Chart (1968) Peak Position
Pop Albums 127[9]


  1. ^ a b c Shannon, Tim (December 2006). "Muddy Waters: His most hated, misunderstood album". Perfect Sound Forever. Retrieved 2009-03-18. 
  2. ^ Murray, Charles Shaar (1991). "Blue are the Life-giving Waters". Crosstown traffic: Jimi Hendrix and the post-war rock'n'roll revolution. Macmillan. p. 134. ISBN 0-312-06324-5. 
  3. ^ a b c d e f g h i j k Humphrey, Mark (1996). Electric Mud (liner notes). Chess/MCA. OCLC 779181053. UPC: 076732936429. 
  4. ^ a b c Cohodas, Nadine (2001). "Final Tracks". Spinning Blues Into Gold: The Chess Brothers and the Legendary Chess Records. p. 289. 
  5. ^ a b c Moon, Tom (September 20, 2006). "A Blues Icon Who Rocks Unwillingly". NPR. Retrieved 2009-03-16. 
  6. ^ "Muddy Waters - Electric Mud (CD, Album) at Discogs". Retrieved 2014-06-13. 
  7. ^ "Electric Mud/After the Rain: Music". Retrieved 2014-06-13. 

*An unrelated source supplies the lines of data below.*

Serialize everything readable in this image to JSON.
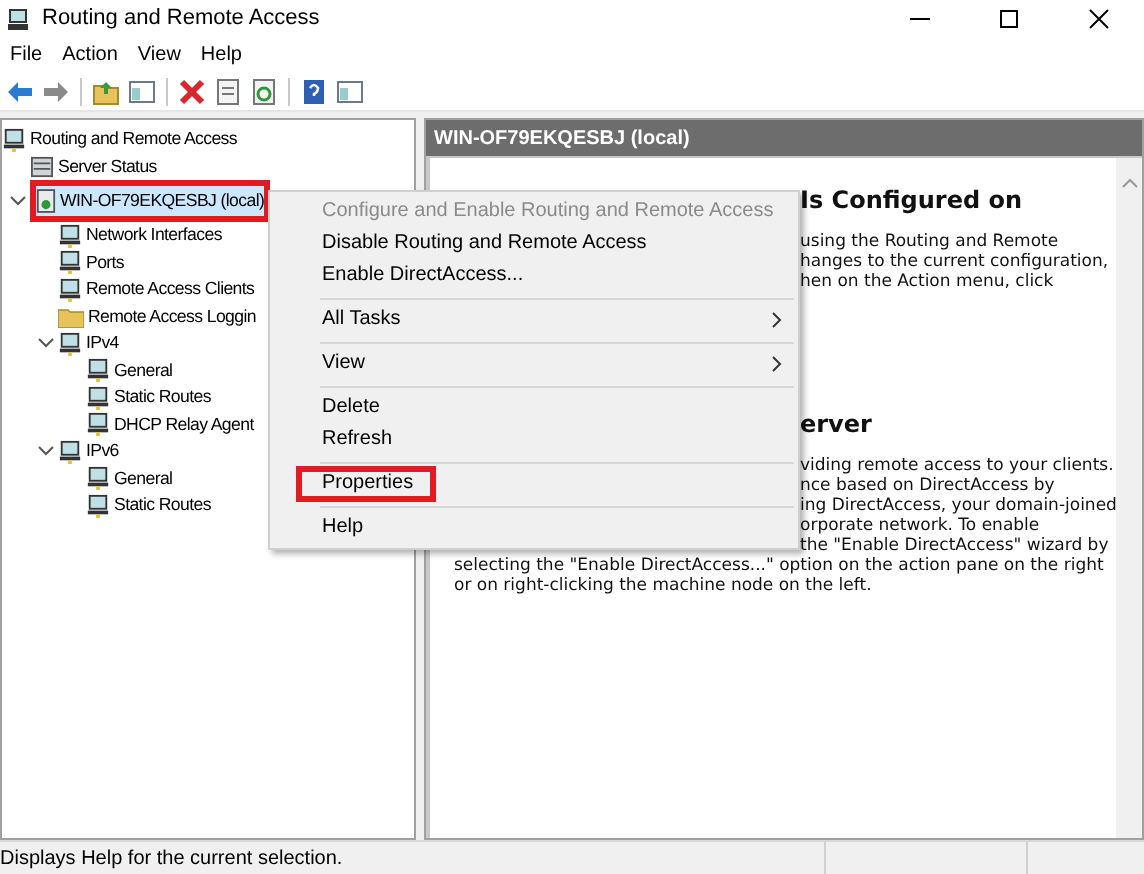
{
  "window": {
    "title": "Routing and Remote Access"
  },
  "menu_bar": [
    "File",
    "Action",
    "View",
    "Help"
  ],
  "toolbar": [
    {
      "kind": "back"
    },
    {
      "kind": "forward"
    },
    {
      "kind": "sep"
    },
    {
      "kind": "up"
    },
    {
      "kind": "pane"
    },
    {
      "kind": "sep"
    },
    {
      "kind": "delete"
    },
    {
      "kind": "props"
    },
    {
      "kind": "refresh"
    },
    {
      "kind": "sep"
    },
    {
      "kind": "help"
    },
    {
      "kind": "pane"
    }
  ],
  "tree": [
    {
      "label": "Routing and Remote Access",
      "kind": "server",
      "selected": false,
      "highlighted": false,
      "children": [
        {
          "label": "Server Status",
          "kind": "status",
          "selected": false,
          "highlighted": false
        },
        {
          "label": "WIN-OF79EKQESBJ (local)",
          "kind": "machine",
          "selected": true,
          "highlighted": true,
          "expanded": true,
          "children": [
            {
              "label": "Network Interfaces",
              "kind": "server",
              "selected": false,
              "highlighted": false
            },
            {
              "label": "Ports",
              "kind": "server",
              "selected": false,
              "highlighted": false
            },
            {
              "label": "Remote Access Clients",
              "kind": "server",
              "selected": false,
              "highlighted": false
            },
            {
              "label": "Remote Access Loggin",
              "kind": "folder",
              "selected": false,
              "highlighted": false
            },
            {
              "label": "IPv4",
              "kind": "server",
              "selected": false,
              "highlighted": false,
              "expanded": true,
              "children": [
                {
                  "label": "General",
                  "kind": "server",
                  "selected": false,
                  "highlighted": false
                },
                {
                  "label": "Static Routes",
                  "kind": "server",
                  "selected": false,
                  "highlighted": false
                },
                {
                  "label": "DHCP Relay Agent",
                  "kind": "server",
                  "selected": false,
                  "highlighted": false
                }
              ]
            },
            {
              "label": "IPv6",
              "kind": "server",
              "selected": false,
              "highlighted": false,
              "expanded": true,
              "children": [
                {
                  "label": "General",
                  "kind": "server",
                  "selected": false,
                  "highlighted": false
                },
                {
                  "label": "Static Routes",
                  "kind": "server",
                  "selected": false,
                  "highlighted": false
                }
              ]
            }
          ]
        }
      ]
    }
  ],
  "details": {
    "header": "WIN-OF79EKQESBJ (local)",
    "blocks": [
      {
        "kind": "cut_heading",
        "text": "Is Configured on"
      },
      {
        "kind": "cut_line",
        "text": "using the Routing and Remote"
      },
      {
        "kind": "cut_line",
        "text": "hanges to the current configuration,"
      },
      {
        "kind": "cut_line",
        "text": "hen on the Action menu, click"
      },
      {
        "kind": "gap"
      },
      {
        "kind": "cut_heading",
        "text": "erver"
      },
      {
        "kind": "cut_line",
        "text": "viding remote access to your clients."
      },
      {
        "kind": "cut_line",
        "text": "nce based on DirectAccess by"
      },
      {
        "kind": "cut_line",
        "text": "ing DirectAccess, your domain-joined"
      },
      {
        "kind": "cut_line",
        "text": "orporate network. To enable"
      },
      {
        "kind": "cut_line",
        "text": "the \"Enable DirectAccess\" wizard by"
      },
      {
        "kind": "line",
        "text": "selecting the \"Enable DirectAccess...\" option on the action pane on the right"
      },
      {
        "kind": "line",
        "text": "or on right-clicking the machine node on the left."
      }
    ]
  },
  "context_menu": [
    {
      "kind": "item",
      "label": "Configure and Enable Routing and Remote Access",
      "disabled": true,
      "submenu": false,
      "highlighted": false
    },
    {
      "kind": "item",
      "label": "Disable Routing and Remote Access",
      "disabled": false,
      "submenu": false,
      "highlighted": false
    },
    {
      "kind": "item",
      "label": "Enable DirectAccess...",
      "disabled": false,
      "submenu": false,
      "highlighted": false
    },
    {
      "kind": "separator"
    },
    {
      "kind": "item",
      "label": "All Tasks",
      "disabled": false,
      "submenu": true,
      "highlighted": false
    },
    {
      "kind": "separator"
    },
    {
      "kind": "item",
      "label": "View",
      "disabled": false,
      "submenu": true,
      "highlighted": false
    },
    {
      "kind": "separator"
    },
    {
      "kind": "item",
      "label": "Delete",
      "disabled": false,
      "submenu": false,
      "highlighted": false
    },
    {
      "kind": "item",
      "label": "Refresh",
      "disabled": false,
      "submenu": false,
      "highlighted": false
    },
    {
      "kind": "separator"
    },
    {
      "kind": "item",
      "label": "Properties",
      "disabled": false,
      "submenu": false,
      "highlighted": true
    },
    {
      "kind": "separator"
    },
    {
      "kind": "item",
      "label": "Help",
      "disabled": false,
      "submenu": false,
      "highlighted": false
    }
  ],
  "status_bar": {
    "text": "Displays Help for the current selection."
  }
}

  8. ^ a b Unterberger, Richie. "Review of Electric Mud". Allmusic. Retrieved 2009-12-28. 
  9. ^ a b "Charts and awards for Electric Mud". Billboard. Retrieved 2009-03-16. 
  10. ^ a b c d e f Gordon, Robert (2003). "Rollin' Stone". Can't Be Satisfied: The Life and Times of Muddy Waters. Back Bay. pp. 206–207. ISBN 0-316-16494-1. 
  11. ^ Welding, Pete (9 November 1968). "Muddy Waters". Rolling Stone (San Francisco: Straight Arrow Publishers, Inc.). Retrieved 5 June 2014. 
  12. ^ Cohen, Rich (2004). Machers and Rockers: Chess Records and the Business of Rock & Roll. W. W. Norton & Company. p. 176. ISBN 0-393-05280-X. 
  13. ^ Sculatti, Gene (2005). "Muddy Waters". In Cooper, Kim; Smay, David. Lost in the Grooves: Scram's Capricious Guide to the Music You Missed. Routledge. p. 244. ISBN 0-415-96998-0. 
  14. ^ Guralnick, Peter; Santelli, Robert; George-Warren, Holly; et al., eds. (2003). "Godfathers and Sons". Martin Scorsese Presents The Blues: A Musical Journey. HarperCollins. p. 186. ISBN 0-06-052544-4. 
  15. ^ Dick, Weissman (2005). "The New Generation of Blues Artists". Blues: The Basics. Routledge. p. 151. ISBN 0-415-97068-7. 
  16. ^ Woods, Paul A., ed. (2005). Scorsese: A Journey Through the American Psyche. Plexus. p. 272. ISBN 0-85965-355-2.